THE PROBLEM - Comb the records below for the string "date" and copy each line where it turns up.

DATA TO USE -

====================

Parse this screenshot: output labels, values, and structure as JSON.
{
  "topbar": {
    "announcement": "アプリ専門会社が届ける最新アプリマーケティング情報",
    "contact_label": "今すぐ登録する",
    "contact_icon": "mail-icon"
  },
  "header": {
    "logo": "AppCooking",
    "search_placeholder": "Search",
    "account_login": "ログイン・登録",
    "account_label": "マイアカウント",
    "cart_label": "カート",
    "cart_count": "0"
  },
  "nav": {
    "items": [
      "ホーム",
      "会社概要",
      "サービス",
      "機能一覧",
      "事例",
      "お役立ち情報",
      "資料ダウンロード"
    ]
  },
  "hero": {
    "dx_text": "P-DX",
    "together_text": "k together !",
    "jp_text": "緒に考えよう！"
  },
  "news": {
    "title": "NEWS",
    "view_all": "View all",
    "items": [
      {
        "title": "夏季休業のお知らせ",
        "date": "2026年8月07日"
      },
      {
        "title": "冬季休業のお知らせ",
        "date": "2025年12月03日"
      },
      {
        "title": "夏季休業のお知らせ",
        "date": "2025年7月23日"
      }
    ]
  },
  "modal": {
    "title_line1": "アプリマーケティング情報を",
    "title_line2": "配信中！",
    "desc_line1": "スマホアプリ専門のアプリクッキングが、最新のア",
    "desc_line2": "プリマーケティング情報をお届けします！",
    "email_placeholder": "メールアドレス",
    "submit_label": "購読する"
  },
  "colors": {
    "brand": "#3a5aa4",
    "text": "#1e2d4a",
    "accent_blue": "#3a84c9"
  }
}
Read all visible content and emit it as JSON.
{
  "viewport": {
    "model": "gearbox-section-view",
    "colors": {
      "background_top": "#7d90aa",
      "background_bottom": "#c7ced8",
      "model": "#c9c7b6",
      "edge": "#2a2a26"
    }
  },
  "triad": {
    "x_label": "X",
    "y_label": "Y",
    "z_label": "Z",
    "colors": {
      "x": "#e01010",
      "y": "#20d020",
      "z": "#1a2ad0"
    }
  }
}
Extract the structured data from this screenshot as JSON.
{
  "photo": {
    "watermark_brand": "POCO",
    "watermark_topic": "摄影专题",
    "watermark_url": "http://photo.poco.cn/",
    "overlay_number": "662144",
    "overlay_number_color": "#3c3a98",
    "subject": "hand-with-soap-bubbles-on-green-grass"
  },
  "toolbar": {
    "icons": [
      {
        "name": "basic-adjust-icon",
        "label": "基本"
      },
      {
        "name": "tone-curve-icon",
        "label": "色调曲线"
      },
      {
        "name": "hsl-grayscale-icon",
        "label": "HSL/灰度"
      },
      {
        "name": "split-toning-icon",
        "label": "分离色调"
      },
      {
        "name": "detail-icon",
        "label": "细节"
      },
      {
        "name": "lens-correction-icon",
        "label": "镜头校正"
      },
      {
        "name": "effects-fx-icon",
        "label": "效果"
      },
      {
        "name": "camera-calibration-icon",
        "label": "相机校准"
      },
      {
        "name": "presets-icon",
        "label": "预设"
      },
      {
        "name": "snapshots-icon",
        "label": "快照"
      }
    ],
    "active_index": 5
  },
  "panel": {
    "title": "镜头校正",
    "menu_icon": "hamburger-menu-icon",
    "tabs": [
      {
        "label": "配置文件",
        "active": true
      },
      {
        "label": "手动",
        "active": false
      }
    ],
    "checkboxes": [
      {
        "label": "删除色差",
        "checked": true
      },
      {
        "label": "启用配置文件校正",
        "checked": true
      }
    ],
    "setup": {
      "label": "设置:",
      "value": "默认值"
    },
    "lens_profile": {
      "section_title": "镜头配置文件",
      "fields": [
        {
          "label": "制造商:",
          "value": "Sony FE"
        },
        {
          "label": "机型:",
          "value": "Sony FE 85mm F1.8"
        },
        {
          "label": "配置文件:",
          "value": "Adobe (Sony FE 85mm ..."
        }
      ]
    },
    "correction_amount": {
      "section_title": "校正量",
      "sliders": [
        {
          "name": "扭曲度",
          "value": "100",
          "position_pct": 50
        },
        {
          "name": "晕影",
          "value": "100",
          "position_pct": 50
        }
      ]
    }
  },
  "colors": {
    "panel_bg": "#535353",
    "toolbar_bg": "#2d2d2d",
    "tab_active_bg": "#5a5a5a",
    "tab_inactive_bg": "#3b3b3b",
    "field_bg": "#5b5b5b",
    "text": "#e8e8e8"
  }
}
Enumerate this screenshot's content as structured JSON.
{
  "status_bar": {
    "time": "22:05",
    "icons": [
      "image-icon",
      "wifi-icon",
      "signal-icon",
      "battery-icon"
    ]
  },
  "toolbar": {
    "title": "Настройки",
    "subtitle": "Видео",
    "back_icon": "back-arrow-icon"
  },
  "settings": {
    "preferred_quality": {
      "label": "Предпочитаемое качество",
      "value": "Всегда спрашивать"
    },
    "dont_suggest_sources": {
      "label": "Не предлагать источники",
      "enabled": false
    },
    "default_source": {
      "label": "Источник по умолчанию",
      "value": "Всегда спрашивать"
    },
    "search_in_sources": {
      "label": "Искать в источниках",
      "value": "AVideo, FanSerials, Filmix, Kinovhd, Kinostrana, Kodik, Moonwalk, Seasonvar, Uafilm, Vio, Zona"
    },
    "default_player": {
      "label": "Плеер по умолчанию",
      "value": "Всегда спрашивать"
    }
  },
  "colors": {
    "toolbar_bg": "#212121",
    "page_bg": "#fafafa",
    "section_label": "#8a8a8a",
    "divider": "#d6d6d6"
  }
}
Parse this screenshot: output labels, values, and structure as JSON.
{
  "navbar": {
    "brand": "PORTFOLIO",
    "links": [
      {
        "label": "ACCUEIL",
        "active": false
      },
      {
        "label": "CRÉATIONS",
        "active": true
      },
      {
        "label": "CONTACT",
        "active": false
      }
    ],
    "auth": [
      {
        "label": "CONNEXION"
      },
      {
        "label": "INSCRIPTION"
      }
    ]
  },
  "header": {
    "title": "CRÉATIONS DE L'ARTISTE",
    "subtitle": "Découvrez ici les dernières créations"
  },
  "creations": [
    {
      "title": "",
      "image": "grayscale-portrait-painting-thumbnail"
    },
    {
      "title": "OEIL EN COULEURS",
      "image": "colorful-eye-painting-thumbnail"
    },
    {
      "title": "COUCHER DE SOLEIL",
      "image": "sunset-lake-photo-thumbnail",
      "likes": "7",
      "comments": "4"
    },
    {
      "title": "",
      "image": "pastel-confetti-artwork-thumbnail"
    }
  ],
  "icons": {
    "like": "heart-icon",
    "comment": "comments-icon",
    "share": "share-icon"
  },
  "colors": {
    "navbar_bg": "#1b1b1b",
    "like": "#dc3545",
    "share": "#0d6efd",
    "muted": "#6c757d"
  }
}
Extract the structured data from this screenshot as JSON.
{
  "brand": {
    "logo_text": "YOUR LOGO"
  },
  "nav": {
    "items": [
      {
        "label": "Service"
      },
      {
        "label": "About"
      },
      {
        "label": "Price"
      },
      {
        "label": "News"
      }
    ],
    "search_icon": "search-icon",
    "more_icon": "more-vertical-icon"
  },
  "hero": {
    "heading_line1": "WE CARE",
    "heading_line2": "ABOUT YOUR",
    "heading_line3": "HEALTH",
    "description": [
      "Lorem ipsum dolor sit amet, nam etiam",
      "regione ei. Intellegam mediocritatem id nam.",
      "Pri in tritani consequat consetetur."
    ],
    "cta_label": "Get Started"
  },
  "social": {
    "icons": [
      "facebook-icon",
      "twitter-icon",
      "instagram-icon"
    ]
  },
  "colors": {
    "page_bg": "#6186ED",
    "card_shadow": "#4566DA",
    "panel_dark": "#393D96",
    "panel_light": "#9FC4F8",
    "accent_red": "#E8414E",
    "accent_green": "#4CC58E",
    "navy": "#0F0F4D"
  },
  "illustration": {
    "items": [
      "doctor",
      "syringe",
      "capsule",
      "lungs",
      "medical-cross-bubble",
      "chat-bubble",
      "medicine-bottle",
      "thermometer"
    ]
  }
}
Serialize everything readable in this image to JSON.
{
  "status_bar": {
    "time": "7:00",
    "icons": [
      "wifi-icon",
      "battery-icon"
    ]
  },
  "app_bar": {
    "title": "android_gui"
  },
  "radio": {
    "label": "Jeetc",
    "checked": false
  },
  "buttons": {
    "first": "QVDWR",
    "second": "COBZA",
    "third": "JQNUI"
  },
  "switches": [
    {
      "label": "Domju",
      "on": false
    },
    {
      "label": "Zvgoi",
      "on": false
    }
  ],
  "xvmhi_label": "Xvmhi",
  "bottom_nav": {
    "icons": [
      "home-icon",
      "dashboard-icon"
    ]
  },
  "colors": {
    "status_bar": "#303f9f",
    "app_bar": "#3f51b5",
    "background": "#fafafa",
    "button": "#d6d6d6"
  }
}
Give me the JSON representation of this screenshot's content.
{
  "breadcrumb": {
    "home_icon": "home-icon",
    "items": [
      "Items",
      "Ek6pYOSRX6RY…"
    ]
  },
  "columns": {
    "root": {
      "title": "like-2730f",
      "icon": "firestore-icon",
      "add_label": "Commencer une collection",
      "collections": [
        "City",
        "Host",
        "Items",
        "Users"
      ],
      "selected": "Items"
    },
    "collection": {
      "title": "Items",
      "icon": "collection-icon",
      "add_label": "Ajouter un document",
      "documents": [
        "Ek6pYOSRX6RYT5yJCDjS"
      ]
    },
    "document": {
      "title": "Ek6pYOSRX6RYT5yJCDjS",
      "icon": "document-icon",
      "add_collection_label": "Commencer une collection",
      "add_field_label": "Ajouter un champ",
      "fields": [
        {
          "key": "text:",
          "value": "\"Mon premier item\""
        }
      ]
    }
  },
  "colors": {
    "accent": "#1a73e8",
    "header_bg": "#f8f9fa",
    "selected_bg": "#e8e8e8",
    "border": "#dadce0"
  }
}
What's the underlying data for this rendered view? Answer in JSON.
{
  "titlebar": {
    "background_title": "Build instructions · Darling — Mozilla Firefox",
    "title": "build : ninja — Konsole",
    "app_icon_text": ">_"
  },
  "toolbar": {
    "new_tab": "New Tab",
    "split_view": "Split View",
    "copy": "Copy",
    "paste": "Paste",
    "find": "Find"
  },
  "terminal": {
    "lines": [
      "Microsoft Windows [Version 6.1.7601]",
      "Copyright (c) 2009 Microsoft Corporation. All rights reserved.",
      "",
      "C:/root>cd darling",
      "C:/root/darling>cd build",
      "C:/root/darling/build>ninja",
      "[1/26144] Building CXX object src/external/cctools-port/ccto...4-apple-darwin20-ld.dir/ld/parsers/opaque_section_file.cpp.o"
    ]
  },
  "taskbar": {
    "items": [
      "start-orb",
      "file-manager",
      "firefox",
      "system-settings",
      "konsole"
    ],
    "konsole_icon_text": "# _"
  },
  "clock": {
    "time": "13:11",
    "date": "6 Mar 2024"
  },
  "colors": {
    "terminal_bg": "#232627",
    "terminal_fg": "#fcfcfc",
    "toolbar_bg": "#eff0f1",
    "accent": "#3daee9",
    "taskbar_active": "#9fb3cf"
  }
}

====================

ANSWER SECTION -
        "date": "2026年8月07日"
        "date": "2025年12月03日"
        "date": "2025年7月23日"
    "date": "6 Mar 2024"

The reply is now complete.